Even the perfect payment processing software may lose its appeal if you’re not prepared for the merchant account underwriting process. Here are some factors that determine how quickly your underwriting and onboarding process may be completed:
- Service Agreements – Most software products provide a contract or agreement that must be read and signed before services can be set up. The faster you, the merchant, return these documents, the faster your underwriting and onboarding process can get underway.
- Applications and documents – If you are looking for a merchant account for either credit card processing or ACH processing, be prepared to fill out paperwork. To understand if your business is a good fit for the bank, they will want to get a clear picture of your business (in other words, they’ll ask a lot of questions). Filling out and returning applications quickly speeds up underwriting. Most banks also look for a few other items, such as merchant statements or tax EINs. Work with your payment processing software’s merchant onboarding team and try to provide them everything they ask for as quickly as you can get it. This will allow the team to provide underwriters with a complete, accurate picture of your business, reducing the amount of correspondence required to make their decision.
- Turnaround time for paperwork –After giving items to an underwriter, the decision to approve or deny (and the amount of time it takes to do so) is out of the merchant onboarding team’s hands. When all required items are provided, a decision can be made in as little as two business days. But again, it depends on whether they have been provided a full picture of your business through the documents you provide.

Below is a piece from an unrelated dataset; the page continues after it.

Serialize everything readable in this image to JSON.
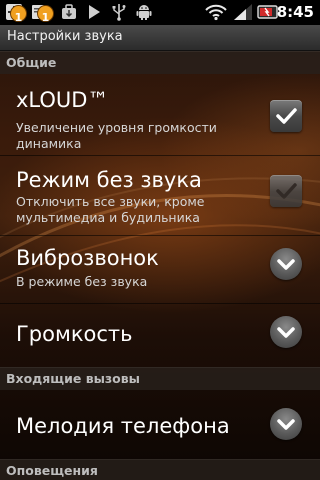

- Additional documents – If there is any question or confusion on the part of the underwriter, additional documents may be requested before they make their decision. If you heard from the payment processing software’s merchant onboarding team that they require more from you, try to produce the items promptly.
- A conversation with the business owner or operator – Occasionally, underwriters may need to verify certain information directly with the business owner or operator. This is nothing to be nervous about. They are merely trying to gain a full picture of your business. Be sure to make yourself available and answer questions as thoroughly as possible.
- Stronger financials – This may be outside of your control, but it’s something to keep in mind. Stronger financial statements make the underwriting decision easier. If your business is in a good place financially, that gives you a leg-up for getting a merchant account. If your financials aren’t great, however, you may still qualify. Speak to the onboarding team about your situation, and they can give you further insight.
- Higher risk – If you are a merchant in a high risk industry, the underwriting process will require more documents and consideration than a low risk business. Don’t be discouraged from trying to obtain an account, but make sure you speak to the onboarding team first thing so you are prepared to provide all the documents and information required.
- After underwriting is approved – After underwriting, a customer centric payment software team can usually get your account created in just a few business days. This step may require information from you as well. Be sure to provide the merchant onboarding team with names and contact information for those within your business that will be receiving daily reports, administrative emails, etc.
In short, although the work is done by the onboarding and underwriting teams, it doesn’t mean merchants can sit back and relax as soon as they’ve signed on the dotted line. What most often slows down setup time is a merchant failing to provide documents or respond to questions during underwriting. That doesn’t mean you should be left to fend for yourself. Look for payment processing software with excellent customer service ratings, so you know you’ll have support throughout the process.
To learn more about the considerations involved in choosing payment processing software. Download the PDCflow Payment Processing Buyer’s Guide.